In the H2R, that motor produces an impressive 300-odd peak horsepower, so in a sense it's surprising that this drone is only rated for payloads up to 100 kg (220 lb). Running on gasoline, we'd expect this machine to have an epic range capability compared to its electric counterparts you'd better knock endurance out of the park if you're going to stick with fossil fuels but no range has been specified as yet.

In video released earlier this month, Kawasaki shows the K-Racer prototype in flight, and tests out an automated delivery robot that handles the first and last bits of a drop on wheels. These are relatively small and rudimentary at the moment, being loaded by hand, then rolling up a ramp to sit in a cage beneath the drone. Kawasaki is working on larger rolling modules that can integrate with other robotic systems in factories and delivery centers so the entire process will eventually be totally autonomously.

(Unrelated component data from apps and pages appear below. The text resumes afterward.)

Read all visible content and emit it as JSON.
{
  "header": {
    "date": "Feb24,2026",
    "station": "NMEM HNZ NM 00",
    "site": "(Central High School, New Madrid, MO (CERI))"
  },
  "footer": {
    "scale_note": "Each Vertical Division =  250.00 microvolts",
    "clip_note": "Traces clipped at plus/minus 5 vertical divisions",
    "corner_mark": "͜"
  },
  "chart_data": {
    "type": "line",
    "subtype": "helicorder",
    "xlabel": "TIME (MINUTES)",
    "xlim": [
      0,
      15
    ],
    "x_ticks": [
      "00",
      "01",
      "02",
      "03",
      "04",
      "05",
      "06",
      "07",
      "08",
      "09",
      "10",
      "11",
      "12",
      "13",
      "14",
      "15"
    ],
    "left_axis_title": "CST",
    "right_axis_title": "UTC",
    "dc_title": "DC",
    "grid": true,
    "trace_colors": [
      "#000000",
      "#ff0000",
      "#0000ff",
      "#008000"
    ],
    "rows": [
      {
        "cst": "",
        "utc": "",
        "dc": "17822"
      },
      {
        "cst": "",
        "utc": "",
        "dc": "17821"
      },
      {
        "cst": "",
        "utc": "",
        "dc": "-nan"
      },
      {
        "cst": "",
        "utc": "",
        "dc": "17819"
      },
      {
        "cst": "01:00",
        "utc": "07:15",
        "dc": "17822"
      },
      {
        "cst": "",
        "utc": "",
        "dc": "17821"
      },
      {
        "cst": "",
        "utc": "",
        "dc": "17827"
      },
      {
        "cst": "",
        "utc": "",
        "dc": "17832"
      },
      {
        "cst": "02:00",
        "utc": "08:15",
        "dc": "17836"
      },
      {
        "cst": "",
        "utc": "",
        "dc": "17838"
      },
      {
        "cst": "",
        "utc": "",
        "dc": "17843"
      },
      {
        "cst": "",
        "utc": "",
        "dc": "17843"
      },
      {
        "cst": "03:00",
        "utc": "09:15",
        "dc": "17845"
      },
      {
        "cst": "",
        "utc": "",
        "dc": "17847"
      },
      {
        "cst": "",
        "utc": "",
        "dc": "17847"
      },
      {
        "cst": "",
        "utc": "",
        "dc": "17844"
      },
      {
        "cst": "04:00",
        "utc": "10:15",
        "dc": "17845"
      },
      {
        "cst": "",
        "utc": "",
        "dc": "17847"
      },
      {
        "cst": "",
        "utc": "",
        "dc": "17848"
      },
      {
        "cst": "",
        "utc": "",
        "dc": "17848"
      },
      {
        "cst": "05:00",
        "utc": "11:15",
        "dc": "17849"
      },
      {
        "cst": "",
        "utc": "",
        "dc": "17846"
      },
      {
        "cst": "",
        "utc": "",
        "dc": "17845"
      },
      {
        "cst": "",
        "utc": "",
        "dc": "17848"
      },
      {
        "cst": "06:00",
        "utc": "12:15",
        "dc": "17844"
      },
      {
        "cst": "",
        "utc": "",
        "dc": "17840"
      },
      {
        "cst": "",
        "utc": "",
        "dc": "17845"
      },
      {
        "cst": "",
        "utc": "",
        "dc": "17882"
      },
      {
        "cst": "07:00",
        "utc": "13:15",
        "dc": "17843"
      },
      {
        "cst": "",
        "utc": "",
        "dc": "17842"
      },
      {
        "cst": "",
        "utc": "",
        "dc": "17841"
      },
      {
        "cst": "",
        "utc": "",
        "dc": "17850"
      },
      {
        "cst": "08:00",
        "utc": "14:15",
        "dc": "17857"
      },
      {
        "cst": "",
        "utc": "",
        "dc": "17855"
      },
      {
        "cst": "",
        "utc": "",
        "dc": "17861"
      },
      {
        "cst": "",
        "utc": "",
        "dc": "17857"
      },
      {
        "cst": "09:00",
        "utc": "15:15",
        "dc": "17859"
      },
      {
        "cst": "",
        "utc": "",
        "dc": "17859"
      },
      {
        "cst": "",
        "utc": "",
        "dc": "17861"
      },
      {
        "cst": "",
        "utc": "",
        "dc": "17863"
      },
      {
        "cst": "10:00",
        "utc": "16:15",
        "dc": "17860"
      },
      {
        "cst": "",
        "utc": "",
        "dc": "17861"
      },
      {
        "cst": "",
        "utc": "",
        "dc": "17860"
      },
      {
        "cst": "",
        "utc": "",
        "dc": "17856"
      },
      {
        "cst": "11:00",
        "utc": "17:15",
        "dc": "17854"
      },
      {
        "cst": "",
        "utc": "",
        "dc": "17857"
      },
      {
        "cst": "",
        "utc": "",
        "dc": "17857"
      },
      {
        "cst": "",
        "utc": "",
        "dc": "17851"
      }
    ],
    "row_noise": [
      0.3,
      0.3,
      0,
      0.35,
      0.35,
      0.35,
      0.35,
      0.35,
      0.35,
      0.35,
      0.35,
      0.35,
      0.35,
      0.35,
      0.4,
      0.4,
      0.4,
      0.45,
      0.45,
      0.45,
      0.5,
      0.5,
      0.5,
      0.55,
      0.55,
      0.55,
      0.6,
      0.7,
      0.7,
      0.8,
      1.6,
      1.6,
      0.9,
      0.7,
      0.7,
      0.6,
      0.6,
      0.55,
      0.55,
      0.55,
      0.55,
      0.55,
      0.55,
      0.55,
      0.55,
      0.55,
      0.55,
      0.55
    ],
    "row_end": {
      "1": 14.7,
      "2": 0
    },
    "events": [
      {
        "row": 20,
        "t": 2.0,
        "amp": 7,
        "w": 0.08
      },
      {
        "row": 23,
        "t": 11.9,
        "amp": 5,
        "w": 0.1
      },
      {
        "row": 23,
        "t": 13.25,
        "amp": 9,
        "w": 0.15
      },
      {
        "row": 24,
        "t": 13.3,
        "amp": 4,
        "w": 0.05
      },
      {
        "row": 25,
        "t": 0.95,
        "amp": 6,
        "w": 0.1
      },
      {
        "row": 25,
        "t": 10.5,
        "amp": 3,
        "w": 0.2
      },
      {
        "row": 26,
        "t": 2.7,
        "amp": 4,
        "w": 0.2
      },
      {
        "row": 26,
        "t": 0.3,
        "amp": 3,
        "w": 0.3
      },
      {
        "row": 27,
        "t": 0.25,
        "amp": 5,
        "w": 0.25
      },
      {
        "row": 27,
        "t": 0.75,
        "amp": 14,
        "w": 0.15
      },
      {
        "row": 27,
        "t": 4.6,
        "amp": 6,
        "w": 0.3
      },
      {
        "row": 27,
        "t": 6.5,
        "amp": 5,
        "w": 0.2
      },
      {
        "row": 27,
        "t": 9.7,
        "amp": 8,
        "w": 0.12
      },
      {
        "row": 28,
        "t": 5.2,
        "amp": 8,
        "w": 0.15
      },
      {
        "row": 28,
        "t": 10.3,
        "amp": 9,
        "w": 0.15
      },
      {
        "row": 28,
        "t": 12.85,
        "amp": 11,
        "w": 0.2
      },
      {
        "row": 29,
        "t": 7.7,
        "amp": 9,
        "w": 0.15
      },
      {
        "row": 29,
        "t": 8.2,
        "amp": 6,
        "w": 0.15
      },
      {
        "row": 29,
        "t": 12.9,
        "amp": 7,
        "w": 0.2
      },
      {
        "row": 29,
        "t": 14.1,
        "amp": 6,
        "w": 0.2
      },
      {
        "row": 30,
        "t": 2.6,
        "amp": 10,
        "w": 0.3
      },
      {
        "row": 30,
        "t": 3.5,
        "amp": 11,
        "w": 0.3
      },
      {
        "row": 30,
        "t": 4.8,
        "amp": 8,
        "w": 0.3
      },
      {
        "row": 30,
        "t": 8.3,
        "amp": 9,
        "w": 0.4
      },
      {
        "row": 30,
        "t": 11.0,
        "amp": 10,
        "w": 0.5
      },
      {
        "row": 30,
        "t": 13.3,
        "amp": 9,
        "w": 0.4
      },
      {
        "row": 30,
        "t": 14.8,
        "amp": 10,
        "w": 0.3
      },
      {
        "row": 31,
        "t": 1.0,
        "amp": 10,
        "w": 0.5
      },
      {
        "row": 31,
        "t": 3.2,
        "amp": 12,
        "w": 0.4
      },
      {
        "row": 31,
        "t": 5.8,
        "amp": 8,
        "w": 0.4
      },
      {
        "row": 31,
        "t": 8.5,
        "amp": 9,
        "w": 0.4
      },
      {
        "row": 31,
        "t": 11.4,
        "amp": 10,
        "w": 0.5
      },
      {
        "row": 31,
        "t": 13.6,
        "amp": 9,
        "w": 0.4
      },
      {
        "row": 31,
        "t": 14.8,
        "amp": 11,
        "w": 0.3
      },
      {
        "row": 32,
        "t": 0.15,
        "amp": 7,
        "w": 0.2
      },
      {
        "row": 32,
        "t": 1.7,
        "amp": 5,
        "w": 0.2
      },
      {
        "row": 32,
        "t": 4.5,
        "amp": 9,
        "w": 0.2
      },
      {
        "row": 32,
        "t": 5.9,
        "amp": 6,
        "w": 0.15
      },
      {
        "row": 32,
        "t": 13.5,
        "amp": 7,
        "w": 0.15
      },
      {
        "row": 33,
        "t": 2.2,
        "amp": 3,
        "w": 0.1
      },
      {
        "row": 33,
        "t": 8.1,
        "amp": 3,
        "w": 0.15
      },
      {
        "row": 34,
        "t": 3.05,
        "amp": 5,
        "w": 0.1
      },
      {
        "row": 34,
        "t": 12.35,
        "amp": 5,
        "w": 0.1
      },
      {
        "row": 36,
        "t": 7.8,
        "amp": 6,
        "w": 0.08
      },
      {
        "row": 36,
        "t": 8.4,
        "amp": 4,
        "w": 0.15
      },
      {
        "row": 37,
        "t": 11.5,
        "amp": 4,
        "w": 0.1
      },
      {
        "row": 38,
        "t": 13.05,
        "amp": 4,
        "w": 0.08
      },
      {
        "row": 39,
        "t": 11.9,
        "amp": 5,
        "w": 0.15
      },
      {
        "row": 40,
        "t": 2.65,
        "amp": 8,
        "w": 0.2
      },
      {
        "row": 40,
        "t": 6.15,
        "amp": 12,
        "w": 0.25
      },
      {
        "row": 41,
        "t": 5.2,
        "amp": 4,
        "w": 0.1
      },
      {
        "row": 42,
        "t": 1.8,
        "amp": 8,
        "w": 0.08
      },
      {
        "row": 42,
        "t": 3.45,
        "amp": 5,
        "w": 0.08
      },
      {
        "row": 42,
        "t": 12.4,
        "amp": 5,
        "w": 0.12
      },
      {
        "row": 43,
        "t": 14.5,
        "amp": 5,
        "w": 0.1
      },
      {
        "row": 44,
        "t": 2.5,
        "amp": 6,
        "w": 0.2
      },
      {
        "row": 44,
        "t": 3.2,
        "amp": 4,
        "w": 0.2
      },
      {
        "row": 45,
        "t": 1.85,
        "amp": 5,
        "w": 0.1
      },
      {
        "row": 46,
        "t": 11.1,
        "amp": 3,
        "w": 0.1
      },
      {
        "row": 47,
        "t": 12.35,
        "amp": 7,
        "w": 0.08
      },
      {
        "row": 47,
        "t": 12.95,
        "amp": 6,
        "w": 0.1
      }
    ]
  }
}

Automation is a critical challenge for Japan, which is facing a declining population that's aging faster than anywhere on the planet. An estimated 38 percent of the country was over 60 years old in 2014, and this percentage is set to increase in the coming decades. Robots will need to step in and take over a lot of busywork, and a fully autonomous system that can handle short-to-medium-range logistics operations like the K-Racer could have an important future ahead of it.

Of course, before the skies are filled with these machines, aviation authorities will need to green-light autonomous flights, and next-gen automated airspace management will need to keep things from bumping into one another.

Source: Kawasaki